But that’s not what McCain meant. He’s not a lawyer and indeed walked back his comments, saying through a spokeswoman that while “Hillary Clinton has a clear record of supporting liberal judicial nominees,” he would “thoroughly examine the record of any Supreme Court nominee … and vote for or against that individual based on their qualifications as he has done throughout his career.” Reading between the lines, he expects to reject Clinton’s nominees because they’re too progressive, but he’ll certainly make sure of that fact before voting that way.
Utah Sen. Mike Lee said much the same thing at a debate earlier this month. He explained there’s no difference between a so-called “moderate” like current Scalia replacement nominee Merrick Garland and whomever else a President Clinton would pick. “Not a single Democratic nominee to the U.S. Supreme Court since [Byron White, nominated by President Kennedy in 1962] has voted independently,” he detailed, which is why he’s been skeptical of President Obama’s nominees.
People Elect Senators to Represent Them, Too
Indeed, Hillary Clinton herself said at the last presidential debate that the Supreme Court is meant to answer questions like “What kind of country are we going to be? What kind of opportunities will we provide for our citizens?” Well, gee, if those are the questions you ask, of course you’ll end up with super-legislators, presumably in ideological agreement with the president appointing them. If you want the judiciary determining public policy, of course you’d think that Supreme Court justices should “represent all of us.”
But that goes against the rule of law and the idea of a judge as neutral arbiter, doing his or her best to apply the law to the facts at issue. As Supreme Court Chief Justice John Roberts explained at his confirmation hearings, the little guy should win when the law favors him, and the big corporation should win when the law goes that way.
Clinton’s admission that her nominees would “be in the grand tradition of standing up to the powerful”—like some black-robed community organizers—is far more damning than her nonsensical positions on Heller (Second Amendment) or Citizens United (declining to punish producers of a movie criticizing Hillary Clinton).
Should senators rubber-stamp judicial nominees of that ilk, who care not about the law but rather hew to particular policies, out of a sense of tradition or deference to the executive? I simply can’t blame politicians who follow their convictions. If you truly believe that a particular nominee would wreak havoc on America, why not do everything you can to stop him?
I imagine this is what senators Obama and Clinton were doing when they voted to filibuster Judge Samuel Alito. While I think they were hopelessly misguided in their assessment of Justice Alito and his legal views, I don’t fault them for pursuing an agenda they believed in.
So when you get past the gotcha headlines, breathless reportage, and Inauguration Day, if Hillary Clinton is president it would be completely decent, honorable, and in keeping with the Senate’s constitutional duty to vote against essentially every judicial nominee she names.
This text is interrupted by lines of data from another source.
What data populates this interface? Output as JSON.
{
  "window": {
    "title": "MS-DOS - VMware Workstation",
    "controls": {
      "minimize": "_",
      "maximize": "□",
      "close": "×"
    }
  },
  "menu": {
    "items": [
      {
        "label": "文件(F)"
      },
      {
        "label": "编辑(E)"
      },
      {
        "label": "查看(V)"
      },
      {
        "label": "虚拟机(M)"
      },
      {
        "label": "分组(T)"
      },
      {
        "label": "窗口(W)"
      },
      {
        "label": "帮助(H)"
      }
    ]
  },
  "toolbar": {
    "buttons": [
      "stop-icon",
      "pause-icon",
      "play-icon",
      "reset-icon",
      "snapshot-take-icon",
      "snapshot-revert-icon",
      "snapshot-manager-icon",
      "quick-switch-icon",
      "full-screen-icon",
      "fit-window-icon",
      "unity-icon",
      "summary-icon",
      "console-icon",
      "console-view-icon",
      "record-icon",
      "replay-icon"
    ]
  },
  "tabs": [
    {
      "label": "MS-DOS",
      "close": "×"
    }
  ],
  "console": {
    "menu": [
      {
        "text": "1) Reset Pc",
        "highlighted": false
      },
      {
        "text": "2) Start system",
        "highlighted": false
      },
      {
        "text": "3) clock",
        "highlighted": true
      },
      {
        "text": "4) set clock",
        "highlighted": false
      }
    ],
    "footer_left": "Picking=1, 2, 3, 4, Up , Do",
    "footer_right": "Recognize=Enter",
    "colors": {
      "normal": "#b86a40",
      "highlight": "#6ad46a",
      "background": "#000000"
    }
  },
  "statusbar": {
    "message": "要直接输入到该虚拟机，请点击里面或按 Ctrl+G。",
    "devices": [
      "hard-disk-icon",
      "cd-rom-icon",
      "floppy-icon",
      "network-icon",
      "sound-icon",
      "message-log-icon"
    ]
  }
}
Ilya Shapiro is a senior contributor to the Federalist. He is a fellow in Constitutional Studies at the Cato Institute and Editor-in-Chief of the Cato Supreme Court Review.